It’s a five-minute walk from the Houses of Parliament in London to the spot where Great Britain was last at its greatest.
Squeezed between the Treasury and the Foreign and Commonwealth Office, a discreet set of steps leads down to a bunker complex that served as Winston Churchill’s underground command centre during the Second World War. It’s here that the country’s most vaunted prime minister, the War Cabinet and chiefs of staff worked and slept, sifted intelligence, plotted campaigns and ultimately helped turn the tide of the war against Nazi Germany.
What Churchill famously referred to as Britain’s finest hour is invoked nostalgically in the UK among those pressing to leave the European Union. But as another deadline to depart the EU comes and goes, the prolonged uncertainty over Britain’s future is instead bringing out the worst of the British character on both sides of the Brexit divide.

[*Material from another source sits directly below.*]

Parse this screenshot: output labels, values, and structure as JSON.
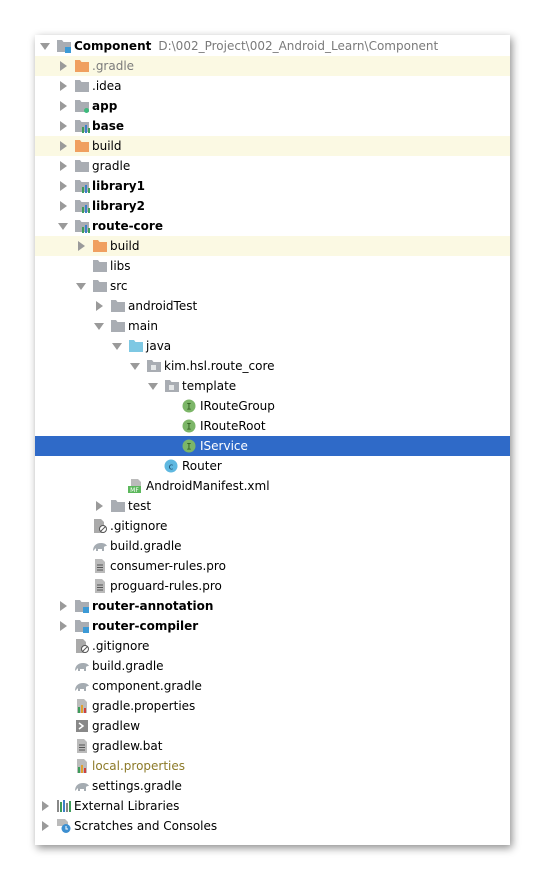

The animosity threatens the most bitter election campaign in memory over the next six weeks as delivering or preventing Brexit become ideologies in themselves. The normalisation of bellicose language directed at opponents both at home and abroad suggests the postwar model of a liberal, internationalist Britain has had its day.
Instead, slurs are directed at Ireland for not bowing to British demands. There are threats to withhold money due to the EU. Cooperation with member states on security matters is seen as a bargaining chip.
Even as some politicians try to calm the rhetoric in the House of Commons, the public has gone the other way. Whether it’s death threats to members of Parliament, marches in London or radio phone-ins and the BBC’s flagship Question Time show, the impression now is of a country bristling with Brexit-induced aggression.
At least two MPs, Culture Secretary Nicky Morgan and former Conservative Heidi Allen, cited abuse for doing their job when announcing they would stand down and not contest the election.
Britain, of course, is no stranger to violence. Whether it’s building a global empire or pub fights between rival soccer fans, there’s always been an edge to the national psyche. But it’s also been a magnet for immigrants with a reputation for tolerance. The first purpose-built mosque, for example, came in the late 19th century.
It’s the ugly side that’s dominating now, though. More than three years on from the 2016 referendum, the language of Brexit has become more deliberately confrontational.
Johnson, who said he’d “rather be dead in a ditch” than request an extension to the October 31 departure date, blames the “zombie Parliament” for frustrating his bid to quit the EU. He refers to opposition surrender to Europe, and accuses Parliament of holding the country “hostage.” Challenged, Johnson dismissed concerns over his language as “humbug.”
The pro-Brexit press routinely labels lawmakers and judges traitors, while campaign group Leave. EU made an explicit link between Brexit and the war in a Twitter post this month that referred to Chancellor Angela Merkel as a “kraut.” It shrugged off the ensuing storm and deleted the tweet.
There are real world consequences: The risk is the UK will alienate allies just when it needs them most-to sign trade deals, grease international collaboration and, not least, foster goodwill toward a middling power cutting loose from a bloc of 500 million people of which it’s been a part since 1973.
Nowhere outside Brussels has been the subject of as much righteous British anger as Ireland, with widespread incredulity that the Irish government could wield so much influence in the Brexit process.
Strolling down Whitehall past Downing Street and Britain’s grand offices of state, it’s not hard to imagine the UK thriving free of the EU institutions that are so locked into the postwar politics of Berlin, Rome or Paris.
Foreign Secretary Dominic Raab said Britain wanted to be friends with Europe, but also “buccaneering global free traders,” he wrote in an article for the Sunday Telegraph published on September 23.
What kind of image Britain will project post-Brexit is open to question. During the referendum campaign, Johnson, Churchill’s biographer, said that “sunlit meadows” would be ushered in by a vote to leave the EU. That was a play on Churchill’s “finest hour” speech in which he exhorted Britain and her allies to stand up to Hitler and “move forward into broad, sunlit uplands.”
“Get Brexit done” is now Johnson’s refrain. And as he fights an election that will defined by Brexit, he might reflect on the fate of his hero: In 1945, having won the war, Churchill was voted out of office.
Alan Crawford is a senior columnist and political commentator